(The problem)
Filter the records down to the lines that hold the word "killer", and copy each of those lines.

(Items from an interface collection)
-=-=-
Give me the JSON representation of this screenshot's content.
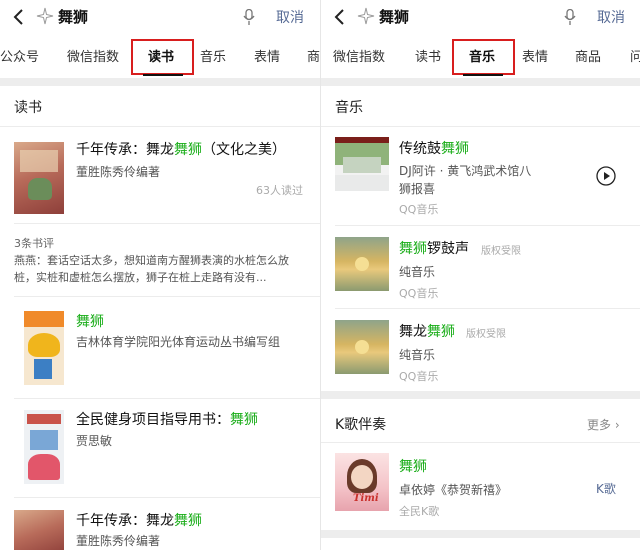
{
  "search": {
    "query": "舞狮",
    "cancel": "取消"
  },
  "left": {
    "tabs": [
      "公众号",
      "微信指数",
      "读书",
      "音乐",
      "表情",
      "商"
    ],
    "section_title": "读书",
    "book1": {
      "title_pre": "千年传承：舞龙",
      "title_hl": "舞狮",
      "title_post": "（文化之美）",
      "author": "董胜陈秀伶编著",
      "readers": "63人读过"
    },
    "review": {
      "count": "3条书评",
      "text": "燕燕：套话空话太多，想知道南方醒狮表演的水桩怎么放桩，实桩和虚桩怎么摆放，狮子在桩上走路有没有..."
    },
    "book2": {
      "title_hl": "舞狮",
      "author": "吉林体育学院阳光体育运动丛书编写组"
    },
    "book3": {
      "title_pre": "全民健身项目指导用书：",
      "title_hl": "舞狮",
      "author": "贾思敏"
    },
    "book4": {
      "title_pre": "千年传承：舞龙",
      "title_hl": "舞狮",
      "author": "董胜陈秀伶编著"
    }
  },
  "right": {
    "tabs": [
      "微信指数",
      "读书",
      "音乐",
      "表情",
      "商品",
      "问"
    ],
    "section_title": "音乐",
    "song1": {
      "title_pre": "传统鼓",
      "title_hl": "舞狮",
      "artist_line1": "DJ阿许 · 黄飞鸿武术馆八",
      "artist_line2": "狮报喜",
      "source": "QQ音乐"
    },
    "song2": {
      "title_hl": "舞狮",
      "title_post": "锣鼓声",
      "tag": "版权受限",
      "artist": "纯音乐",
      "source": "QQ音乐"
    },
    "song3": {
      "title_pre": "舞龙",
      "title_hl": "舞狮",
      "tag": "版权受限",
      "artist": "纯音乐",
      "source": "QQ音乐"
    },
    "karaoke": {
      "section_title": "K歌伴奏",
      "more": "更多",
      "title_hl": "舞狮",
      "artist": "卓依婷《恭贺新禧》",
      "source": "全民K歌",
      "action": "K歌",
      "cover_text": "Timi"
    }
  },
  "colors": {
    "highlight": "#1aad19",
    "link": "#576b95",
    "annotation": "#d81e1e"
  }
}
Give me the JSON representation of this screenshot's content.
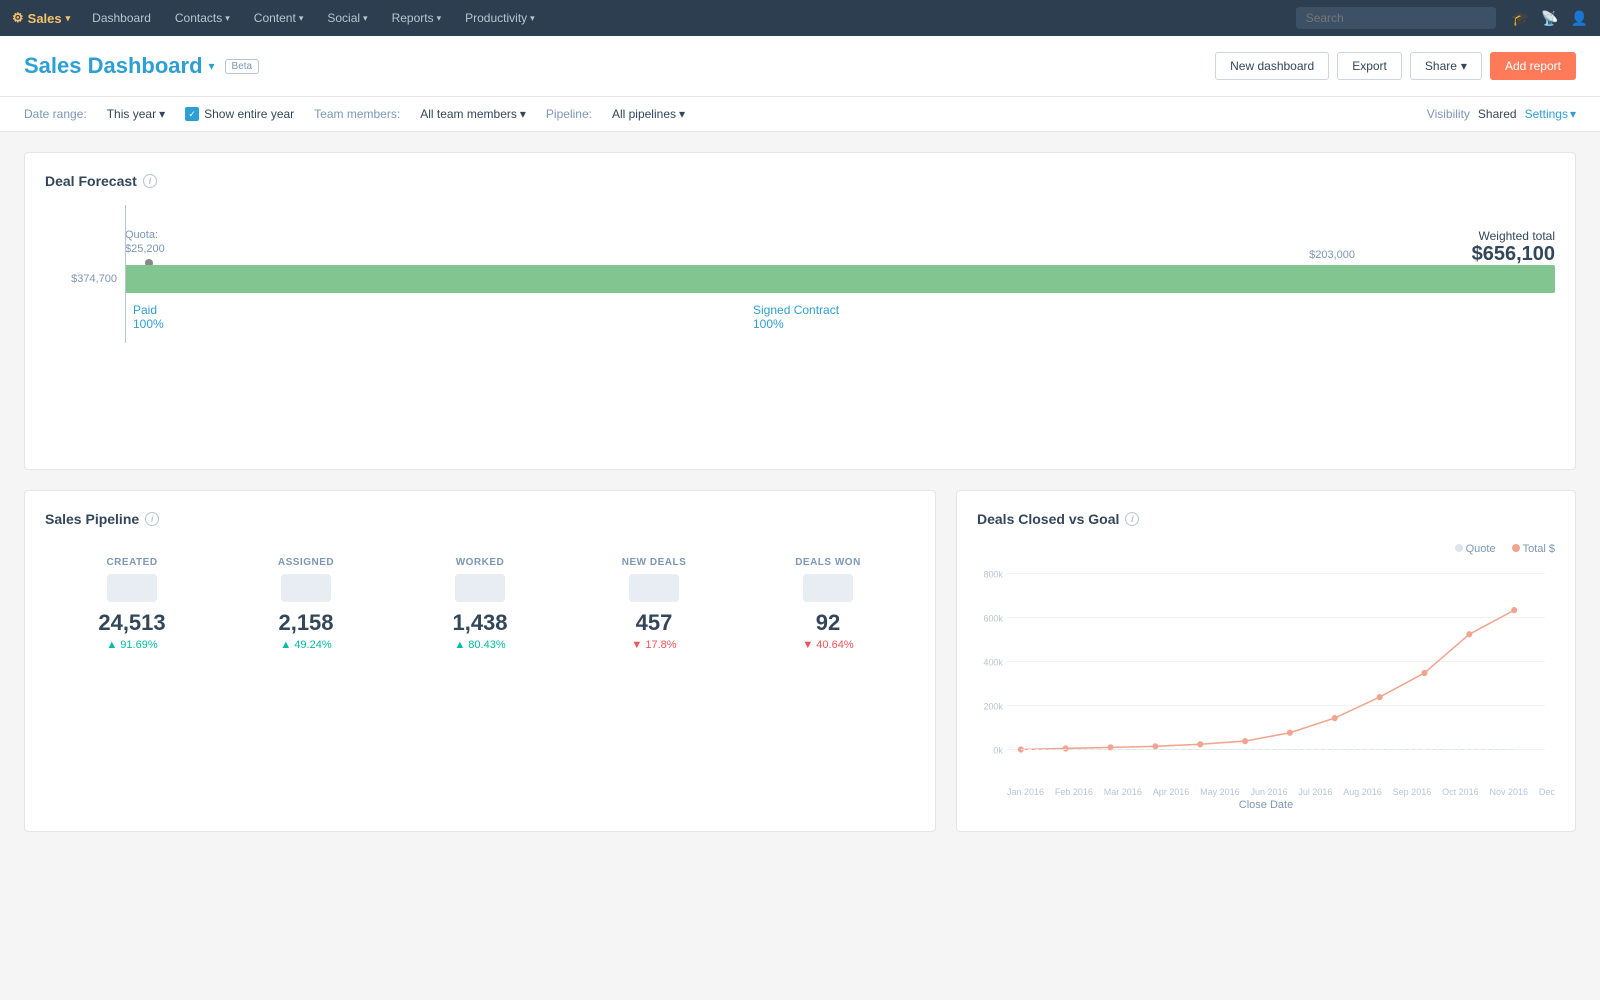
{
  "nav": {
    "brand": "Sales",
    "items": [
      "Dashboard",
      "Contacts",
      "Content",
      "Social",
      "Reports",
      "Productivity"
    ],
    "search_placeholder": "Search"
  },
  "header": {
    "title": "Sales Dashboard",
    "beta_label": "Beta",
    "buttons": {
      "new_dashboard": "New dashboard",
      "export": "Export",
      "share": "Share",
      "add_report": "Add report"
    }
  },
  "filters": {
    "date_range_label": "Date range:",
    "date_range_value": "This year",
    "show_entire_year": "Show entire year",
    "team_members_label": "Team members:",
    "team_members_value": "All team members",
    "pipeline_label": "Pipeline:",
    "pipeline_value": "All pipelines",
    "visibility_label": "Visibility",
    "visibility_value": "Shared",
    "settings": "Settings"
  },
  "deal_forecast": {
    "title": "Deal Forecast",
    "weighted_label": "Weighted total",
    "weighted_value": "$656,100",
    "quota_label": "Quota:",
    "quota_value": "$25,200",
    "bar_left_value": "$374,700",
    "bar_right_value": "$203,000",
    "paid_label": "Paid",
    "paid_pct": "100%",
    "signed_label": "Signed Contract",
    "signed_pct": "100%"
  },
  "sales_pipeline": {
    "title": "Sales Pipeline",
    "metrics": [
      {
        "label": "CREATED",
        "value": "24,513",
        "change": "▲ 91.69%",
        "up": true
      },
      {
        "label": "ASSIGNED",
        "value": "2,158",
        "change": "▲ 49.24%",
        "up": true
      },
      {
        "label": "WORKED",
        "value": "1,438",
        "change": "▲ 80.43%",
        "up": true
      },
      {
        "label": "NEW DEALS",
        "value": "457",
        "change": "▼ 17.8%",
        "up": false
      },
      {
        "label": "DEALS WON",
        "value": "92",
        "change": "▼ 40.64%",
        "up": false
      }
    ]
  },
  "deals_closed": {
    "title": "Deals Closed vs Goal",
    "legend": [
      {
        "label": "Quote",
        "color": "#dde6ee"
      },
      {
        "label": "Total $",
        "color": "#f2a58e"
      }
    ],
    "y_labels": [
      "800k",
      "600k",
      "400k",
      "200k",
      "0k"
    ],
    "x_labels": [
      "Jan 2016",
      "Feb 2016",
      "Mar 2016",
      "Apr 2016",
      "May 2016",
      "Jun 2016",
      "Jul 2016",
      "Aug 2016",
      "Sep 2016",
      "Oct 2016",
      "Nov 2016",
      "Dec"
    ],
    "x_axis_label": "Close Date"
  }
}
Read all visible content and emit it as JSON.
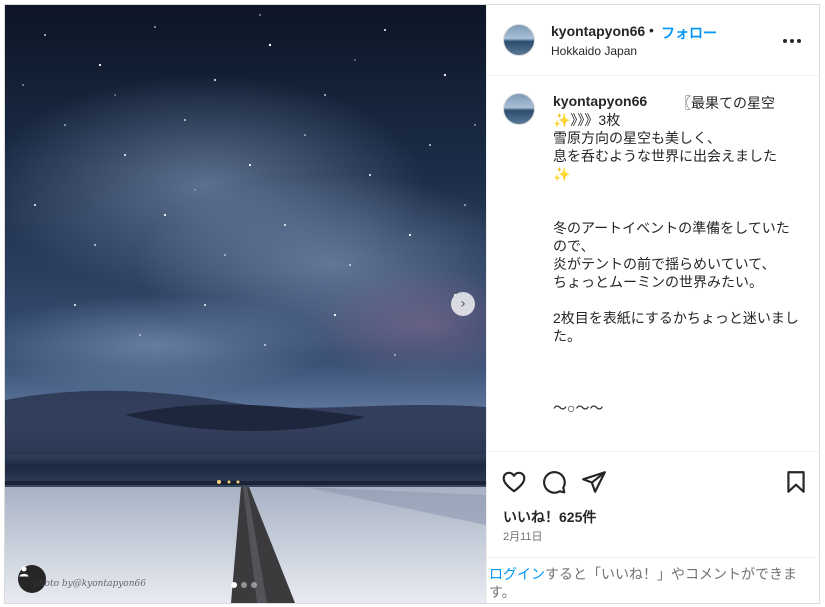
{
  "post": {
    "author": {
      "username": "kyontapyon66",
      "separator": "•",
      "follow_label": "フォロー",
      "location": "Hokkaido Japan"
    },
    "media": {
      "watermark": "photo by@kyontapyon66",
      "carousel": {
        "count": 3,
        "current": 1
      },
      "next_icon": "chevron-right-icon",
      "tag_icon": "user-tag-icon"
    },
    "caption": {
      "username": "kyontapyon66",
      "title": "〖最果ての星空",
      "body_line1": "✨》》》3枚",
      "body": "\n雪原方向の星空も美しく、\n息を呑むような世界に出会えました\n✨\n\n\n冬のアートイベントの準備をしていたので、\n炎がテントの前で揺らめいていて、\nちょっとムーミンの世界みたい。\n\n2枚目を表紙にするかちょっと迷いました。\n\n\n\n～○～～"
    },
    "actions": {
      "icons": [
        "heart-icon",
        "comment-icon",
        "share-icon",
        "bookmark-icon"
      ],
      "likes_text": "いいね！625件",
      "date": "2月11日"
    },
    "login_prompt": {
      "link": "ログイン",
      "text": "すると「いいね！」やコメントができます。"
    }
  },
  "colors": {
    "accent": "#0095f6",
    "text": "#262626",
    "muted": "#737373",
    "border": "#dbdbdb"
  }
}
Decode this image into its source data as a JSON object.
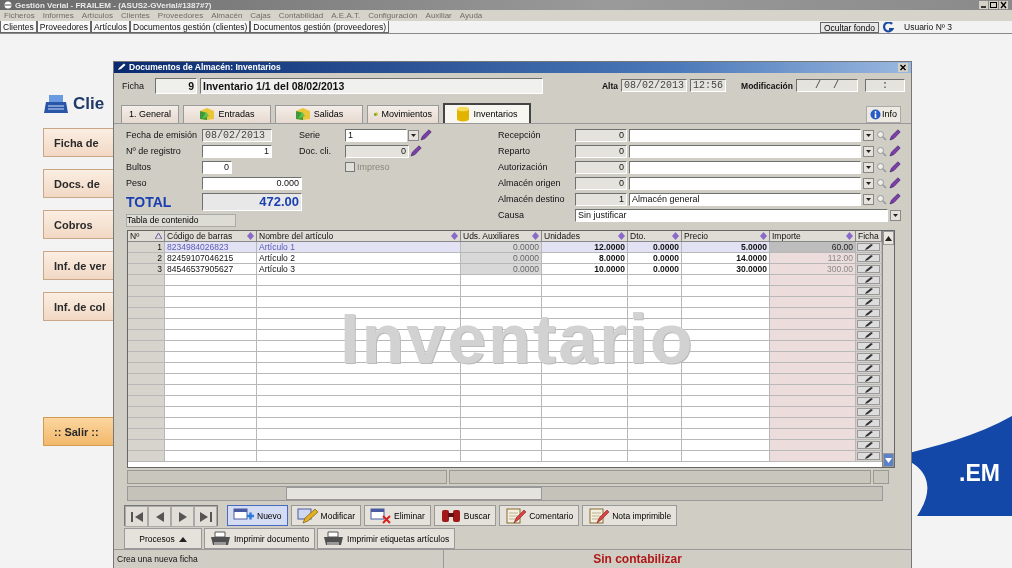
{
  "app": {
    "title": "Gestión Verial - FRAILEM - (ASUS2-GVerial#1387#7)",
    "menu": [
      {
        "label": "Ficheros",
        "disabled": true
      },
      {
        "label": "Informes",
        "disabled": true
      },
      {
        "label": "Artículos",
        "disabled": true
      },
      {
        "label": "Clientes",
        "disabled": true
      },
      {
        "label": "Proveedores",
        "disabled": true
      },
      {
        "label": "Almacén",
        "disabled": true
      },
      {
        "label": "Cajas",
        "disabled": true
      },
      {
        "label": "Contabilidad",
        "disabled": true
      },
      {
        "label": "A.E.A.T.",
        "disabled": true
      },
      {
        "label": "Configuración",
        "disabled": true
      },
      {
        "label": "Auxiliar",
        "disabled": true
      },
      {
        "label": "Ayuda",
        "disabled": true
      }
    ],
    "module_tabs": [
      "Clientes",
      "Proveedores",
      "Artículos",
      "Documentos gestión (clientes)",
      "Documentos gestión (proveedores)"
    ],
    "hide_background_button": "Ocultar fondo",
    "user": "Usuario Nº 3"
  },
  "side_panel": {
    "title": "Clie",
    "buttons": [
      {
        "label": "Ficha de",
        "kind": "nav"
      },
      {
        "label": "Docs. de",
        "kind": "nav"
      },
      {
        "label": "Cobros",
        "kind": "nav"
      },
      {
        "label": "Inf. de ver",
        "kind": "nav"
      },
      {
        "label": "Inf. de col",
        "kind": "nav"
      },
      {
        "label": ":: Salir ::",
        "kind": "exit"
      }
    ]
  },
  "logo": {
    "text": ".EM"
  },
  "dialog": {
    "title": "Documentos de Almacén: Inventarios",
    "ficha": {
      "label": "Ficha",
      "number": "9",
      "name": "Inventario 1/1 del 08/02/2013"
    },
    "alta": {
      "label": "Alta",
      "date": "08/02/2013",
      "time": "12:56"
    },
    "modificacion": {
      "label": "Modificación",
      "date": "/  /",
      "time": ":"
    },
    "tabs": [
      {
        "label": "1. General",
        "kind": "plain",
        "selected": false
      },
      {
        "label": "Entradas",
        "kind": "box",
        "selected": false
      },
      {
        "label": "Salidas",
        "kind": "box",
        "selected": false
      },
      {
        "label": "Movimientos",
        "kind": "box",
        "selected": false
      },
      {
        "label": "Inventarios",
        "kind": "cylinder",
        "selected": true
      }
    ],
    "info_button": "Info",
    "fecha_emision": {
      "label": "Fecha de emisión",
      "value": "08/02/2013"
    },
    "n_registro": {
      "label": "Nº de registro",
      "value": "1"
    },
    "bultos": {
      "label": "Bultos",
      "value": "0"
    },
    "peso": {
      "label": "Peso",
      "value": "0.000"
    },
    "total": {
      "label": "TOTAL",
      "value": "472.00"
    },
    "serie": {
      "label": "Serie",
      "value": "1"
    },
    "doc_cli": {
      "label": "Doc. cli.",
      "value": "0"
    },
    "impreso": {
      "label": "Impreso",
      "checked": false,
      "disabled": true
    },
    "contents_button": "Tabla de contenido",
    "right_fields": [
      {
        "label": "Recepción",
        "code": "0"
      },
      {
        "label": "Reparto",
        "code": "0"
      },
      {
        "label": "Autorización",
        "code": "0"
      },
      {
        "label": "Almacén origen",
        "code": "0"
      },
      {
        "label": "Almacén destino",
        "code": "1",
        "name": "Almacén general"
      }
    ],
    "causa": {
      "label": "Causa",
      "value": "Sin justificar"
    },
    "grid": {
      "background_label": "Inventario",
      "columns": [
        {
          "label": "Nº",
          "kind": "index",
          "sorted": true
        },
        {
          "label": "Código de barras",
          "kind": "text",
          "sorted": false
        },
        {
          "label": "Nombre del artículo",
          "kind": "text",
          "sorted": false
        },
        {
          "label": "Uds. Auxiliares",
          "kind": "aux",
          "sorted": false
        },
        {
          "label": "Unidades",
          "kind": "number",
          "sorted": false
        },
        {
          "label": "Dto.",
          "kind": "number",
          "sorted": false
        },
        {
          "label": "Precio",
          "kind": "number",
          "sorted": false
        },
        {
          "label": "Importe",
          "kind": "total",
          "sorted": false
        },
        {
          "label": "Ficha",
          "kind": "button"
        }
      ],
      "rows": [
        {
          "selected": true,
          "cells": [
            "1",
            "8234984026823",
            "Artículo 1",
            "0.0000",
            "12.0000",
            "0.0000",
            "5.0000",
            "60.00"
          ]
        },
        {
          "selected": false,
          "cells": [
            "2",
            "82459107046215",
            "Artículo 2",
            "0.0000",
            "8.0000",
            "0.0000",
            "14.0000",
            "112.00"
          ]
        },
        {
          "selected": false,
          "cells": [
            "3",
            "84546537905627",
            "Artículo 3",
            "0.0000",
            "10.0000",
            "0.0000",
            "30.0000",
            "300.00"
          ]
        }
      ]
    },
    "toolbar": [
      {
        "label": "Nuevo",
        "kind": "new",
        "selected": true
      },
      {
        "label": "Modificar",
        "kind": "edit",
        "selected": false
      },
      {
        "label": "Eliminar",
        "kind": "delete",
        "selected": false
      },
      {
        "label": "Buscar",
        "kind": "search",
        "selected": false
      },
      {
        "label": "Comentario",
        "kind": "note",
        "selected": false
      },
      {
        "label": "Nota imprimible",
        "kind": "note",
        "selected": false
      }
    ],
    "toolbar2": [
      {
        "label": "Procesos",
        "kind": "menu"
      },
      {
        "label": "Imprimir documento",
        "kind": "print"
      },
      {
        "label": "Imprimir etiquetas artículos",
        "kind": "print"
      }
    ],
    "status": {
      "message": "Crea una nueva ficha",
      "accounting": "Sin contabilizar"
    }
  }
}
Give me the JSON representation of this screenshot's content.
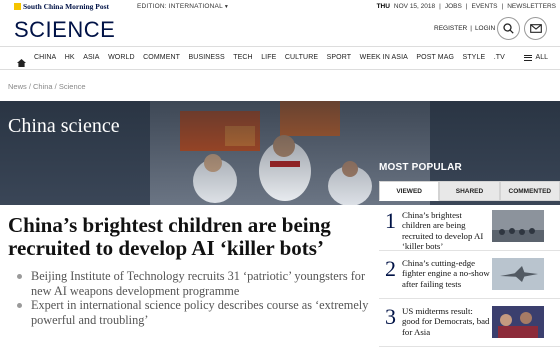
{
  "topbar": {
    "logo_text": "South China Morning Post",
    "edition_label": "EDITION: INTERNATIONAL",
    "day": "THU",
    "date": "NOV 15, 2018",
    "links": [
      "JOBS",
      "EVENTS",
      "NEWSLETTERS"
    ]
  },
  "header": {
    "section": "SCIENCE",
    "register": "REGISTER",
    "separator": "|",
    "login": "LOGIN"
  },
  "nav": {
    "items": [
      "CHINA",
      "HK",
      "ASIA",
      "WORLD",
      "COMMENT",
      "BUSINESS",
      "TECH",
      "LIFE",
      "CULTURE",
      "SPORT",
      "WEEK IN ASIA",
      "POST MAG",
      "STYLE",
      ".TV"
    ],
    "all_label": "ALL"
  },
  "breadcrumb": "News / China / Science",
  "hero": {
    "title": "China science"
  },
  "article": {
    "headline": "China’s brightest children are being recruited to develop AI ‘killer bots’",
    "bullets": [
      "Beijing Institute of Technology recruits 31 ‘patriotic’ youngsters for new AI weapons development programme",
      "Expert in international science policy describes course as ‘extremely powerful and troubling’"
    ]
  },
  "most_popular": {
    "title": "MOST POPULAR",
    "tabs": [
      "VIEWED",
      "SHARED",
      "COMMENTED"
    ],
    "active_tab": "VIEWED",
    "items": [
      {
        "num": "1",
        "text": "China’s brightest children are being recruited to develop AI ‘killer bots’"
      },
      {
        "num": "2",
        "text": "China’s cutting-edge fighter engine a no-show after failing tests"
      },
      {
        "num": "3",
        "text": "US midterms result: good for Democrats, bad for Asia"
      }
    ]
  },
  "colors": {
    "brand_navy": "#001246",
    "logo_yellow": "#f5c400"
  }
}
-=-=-
(Expected answer)
    "headline": "China’s brightest children are being recruited to develop AI ‘killer bots’",
        "text": "China’s brightest children are being recruited to develop AI ‘killer bots’"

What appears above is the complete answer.